EXERCISE DESCRIPTION = Lines holding the word "name" are the ones to copy from the data below.

INFORMATION GIVEN =
○ ○ ○ ○

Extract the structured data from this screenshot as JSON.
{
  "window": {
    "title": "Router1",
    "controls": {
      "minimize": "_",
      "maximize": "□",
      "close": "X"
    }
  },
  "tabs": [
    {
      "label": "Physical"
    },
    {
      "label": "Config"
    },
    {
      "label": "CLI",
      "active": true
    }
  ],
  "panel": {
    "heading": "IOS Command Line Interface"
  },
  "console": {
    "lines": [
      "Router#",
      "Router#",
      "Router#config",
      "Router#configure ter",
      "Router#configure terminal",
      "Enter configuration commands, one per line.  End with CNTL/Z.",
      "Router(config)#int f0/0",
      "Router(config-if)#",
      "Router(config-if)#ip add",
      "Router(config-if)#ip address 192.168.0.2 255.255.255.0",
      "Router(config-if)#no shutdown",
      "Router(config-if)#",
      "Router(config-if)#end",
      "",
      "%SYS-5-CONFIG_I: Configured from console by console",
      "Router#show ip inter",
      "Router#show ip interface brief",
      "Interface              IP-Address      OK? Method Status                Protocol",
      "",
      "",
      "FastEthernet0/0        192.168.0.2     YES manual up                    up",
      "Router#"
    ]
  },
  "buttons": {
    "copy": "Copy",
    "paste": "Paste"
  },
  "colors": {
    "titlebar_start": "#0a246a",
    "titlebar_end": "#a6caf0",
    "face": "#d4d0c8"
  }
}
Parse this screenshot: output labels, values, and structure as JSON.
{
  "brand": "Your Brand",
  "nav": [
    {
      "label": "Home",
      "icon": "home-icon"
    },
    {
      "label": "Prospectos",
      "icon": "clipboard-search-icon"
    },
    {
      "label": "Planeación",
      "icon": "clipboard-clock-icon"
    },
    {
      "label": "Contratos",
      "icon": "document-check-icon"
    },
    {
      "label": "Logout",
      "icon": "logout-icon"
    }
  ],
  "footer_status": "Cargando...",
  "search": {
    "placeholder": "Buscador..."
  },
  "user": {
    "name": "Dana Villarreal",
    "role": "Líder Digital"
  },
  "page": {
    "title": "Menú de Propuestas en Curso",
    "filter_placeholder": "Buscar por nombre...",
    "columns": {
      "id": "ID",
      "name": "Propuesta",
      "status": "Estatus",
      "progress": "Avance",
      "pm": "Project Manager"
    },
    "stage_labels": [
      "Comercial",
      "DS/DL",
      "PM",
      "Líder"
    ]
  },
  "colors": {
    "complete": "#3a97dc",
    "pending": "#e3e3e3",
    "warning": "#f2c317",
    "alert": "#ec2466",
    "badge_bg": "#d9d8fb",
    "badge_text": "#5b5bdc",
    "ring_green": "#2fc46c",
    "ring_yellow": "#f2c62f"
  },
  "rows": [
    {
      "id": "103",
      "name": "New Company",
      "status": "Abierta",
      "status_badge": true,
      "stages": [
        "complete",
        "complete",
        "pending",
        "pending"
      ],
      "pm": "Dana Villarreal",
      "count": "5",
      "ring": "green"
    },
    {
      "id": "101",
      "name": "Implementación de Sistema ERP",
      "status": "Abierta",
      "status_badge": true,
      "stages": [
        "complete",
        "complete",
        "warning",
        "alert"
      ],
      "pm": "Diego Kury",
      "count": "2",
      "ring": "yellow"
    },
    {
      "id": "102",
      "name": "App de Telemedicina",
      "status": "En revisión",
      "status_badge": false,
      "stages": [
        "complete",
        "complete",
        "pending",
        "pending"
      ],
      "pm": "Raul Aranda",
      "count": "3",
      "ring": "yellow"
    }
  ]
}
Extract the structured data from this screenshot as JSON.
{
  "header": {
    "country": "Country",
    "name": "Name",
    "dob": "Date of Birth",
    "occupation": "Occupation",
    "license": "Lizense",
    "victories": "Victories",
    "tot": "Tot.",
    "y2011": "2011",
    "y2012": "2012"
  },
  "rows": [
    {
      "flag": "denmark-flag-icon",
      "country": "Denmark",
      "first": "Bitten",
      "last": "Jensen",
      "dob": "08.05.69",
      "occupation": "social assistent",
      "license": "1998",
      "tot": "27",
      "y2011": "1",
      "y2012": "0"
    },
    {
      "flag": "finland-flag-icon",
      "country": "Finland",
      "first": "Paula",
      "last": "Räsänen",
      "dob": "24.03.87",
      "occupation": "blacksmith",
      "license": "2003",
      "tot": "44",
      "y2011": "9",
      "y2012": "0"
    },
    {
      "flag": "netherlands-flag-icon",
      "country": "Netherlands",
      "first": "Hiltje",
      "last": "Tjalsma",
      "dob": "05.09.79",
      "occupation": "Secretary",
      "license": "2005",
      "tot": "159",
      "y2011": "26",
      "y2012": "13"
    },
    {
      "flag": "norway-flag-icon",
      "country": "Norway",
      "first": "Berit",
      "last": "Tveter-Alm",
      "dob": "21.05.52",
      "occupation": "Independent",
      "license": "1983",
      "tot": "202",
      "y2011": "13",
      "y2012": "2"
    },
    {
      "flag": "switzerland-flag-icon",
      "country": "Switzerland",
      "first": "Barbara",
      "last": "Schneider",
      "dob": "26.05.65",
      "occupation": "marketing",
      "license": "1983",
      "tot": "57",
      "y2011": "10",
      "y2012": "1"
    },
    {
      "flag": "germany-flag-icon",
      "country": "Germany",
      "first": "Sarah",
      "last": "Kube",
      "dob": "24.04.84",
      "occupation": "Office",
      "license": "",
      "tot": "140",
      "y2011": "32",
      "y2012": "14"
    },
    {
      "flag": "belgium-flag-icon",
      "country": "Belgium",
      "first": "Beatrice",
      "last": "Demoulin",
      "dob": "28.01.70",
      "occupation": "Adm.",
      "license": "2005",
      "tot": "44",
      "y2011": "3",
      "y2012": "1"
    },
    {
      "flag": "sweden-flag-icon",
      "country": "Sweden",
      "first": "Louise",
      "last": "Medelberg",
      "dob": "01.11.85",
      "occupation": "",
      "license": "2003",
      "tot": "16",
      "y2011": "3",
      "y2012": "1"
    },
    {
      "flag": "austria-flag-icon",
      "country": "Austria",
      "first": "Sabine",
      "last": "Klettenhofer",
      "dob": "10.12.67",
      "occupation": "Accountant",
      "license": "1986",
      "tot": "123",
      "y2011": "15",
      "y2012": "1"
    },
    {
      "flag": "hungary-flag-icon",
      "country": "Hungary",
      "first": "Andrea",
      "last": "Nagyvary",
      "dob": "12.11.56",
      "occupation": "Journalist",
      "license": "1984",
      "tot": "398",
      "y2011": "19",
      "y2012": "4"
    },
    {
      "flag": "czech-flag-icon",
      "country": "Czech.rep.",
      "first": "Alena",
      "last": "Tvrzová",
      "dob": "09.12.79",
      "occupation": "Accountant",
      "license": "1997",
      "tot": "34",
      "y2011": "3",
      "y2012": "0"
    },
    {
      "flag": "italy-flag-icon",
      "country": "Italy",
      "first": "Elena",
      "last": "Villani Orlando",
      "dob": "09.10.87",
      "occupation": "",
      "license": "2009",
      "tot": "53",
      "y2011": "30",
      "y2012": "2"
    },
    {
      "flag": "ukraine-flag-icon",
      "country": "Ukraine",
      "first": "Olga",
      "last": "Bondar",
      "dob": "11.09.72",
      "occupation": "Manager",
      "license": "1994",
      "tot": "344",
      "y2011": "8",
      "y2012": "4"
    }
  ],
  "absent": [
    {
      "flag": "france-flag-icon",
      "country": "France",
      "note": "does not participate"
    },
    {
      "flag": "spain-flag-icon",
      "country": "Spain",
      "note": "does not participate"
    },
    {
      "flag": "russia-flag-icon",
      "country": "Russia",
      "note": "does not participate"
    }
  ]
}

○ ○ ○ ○

RESULT =
    "name": "Dana Villarreal",
      "name": "Propuesta",
      "name": "New Company",
      "name": "Implementación de Sistema ERP",
      "name": "App de Telemedicina",
    "name": "Name",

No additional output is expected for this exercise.